evaluate your gait as you walk and the types of shoes you wear. You'll be asked about your symptoms, when they started and when they occur. You may also be asked to flex your toe so that your doctor
can get an idea of your range of motion. He or she may order x-rays in order to better define your deformity.
Non Surgical Treatment
Hammer toes usually get progressively worse over time, especially if you avoid seeking care. Not all cases are the same, so it is important to get your podiatrist or foot surgeon to evaluate your
condition so that you can get the treatment you need as soon as possible. Your treatment options will vary depending on the severity of your hammer toe. You may not require surgery to treat your
hammer toe. Your doctor may suggest one of these less invasive measures. Instead of wearing shoes that are too high or too short, wear comfortable shoes that have plenty of room and are flat or
low-heeled. Your doctor can prescribe pads that will prevent your corns or calluses from getting irritated. Avoid over-the-counter medicated pads, as they contain acid that can worsen your condition.
An orthotic device can be customized to fit your shoe and foot. It can help control your tendon and muscle imbalance, which in turn may ease your pain. NSAIDS (nonsteroidal anti-inflammatory drugs)
such as ibuprofen can reduce inflammation. By relieving swelling in your toe joint, you can alleviate your pain. Splints or small straps can be placed on your toe by a foot surgeon to realign your
bent toe. Applying ice packs wrapped in cloth on your hammer toe can reduce inflammation and swelling. Gently massaging your toes can assist in alleviating your pain caused by hammer toes. Try
exercises that stretch your feet as these can help restore your muscle balance. A simple exercise that can help is to pick up a cloth or small object from the floor by curling your toes. This action
will help your feet and toes by stretching them.
For the surgical correction of a rigid hammertoe, the surgical procedure consists of removing the damaged skin where the corn is located. Then a small section of bone is removed at the level of the

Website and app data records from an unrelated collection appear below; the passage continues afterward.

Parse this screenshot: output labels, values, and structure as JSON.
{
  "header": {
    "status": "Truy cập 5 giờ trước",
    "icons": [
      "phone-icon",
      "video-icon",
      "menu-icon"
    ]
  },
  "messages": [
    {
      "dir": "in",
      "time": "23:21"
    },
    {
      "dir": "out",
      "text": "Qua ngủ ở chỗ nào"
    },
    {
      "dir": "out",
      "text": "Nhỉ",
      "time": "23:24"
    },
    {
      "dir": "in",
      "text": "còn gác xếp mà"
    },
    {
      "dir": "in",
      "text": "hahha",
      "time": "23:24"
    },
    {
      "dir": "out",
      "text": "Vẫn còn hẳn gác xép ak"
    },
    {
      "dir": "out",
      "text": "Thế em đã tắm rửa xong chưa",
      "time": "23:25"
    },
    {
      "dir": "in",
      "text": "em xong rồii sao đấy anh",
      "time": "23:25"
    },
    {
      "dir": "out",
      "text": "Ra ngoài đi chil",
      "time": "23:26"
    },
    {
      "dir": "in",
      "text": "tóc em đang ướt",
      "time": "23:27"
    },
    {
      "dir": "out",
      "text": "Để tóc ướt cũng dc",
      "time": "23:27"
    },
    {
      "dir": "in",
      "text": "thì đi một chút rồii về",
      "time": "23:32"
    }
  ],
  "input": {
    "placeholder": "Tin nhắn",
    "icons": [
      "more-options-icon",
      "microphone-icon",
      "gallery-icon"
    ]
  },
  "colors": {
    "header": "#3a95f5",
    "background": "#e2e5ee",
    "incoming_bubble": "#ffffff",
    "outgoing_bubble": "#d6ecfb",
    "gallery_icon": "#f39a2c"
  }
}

rigid joint. The sutures remain in place for approximately ten days. During this period of time it is important to keep the area dry. Most surgeons prefer to leave the bandage in place until the
patient's follow-up visit, so there is no need for the patient to change the bandages at home. The patient is returned to a stiff-soled walking shoe in about two weeks. It is important to try and
stay off the foot as much as possible during this time. Excessive swelling of the toe is the most common patient complaint. In severe cases of hammertoe deformity a pin may be required to hold the
toe in place and the surgeon may elect to fuse the bones in the toe. This requires several weeks of recovery.
Daily modifications and correct shoe choices can prevent and slow the progression of hammertoe deformities. The main cause in hammertoe deformities is muscle/tendon dysfunction. Wearing of
ill-fitting, tight, high heeled shoes contributes to the progression to hammertoe deformities. Also, bunion conditions can enhance the formation of hammertoes. A key to prevention of hammertoes is
the wearing of correct footwear, specifically shoes with appropriate support and a deep, wide toe box.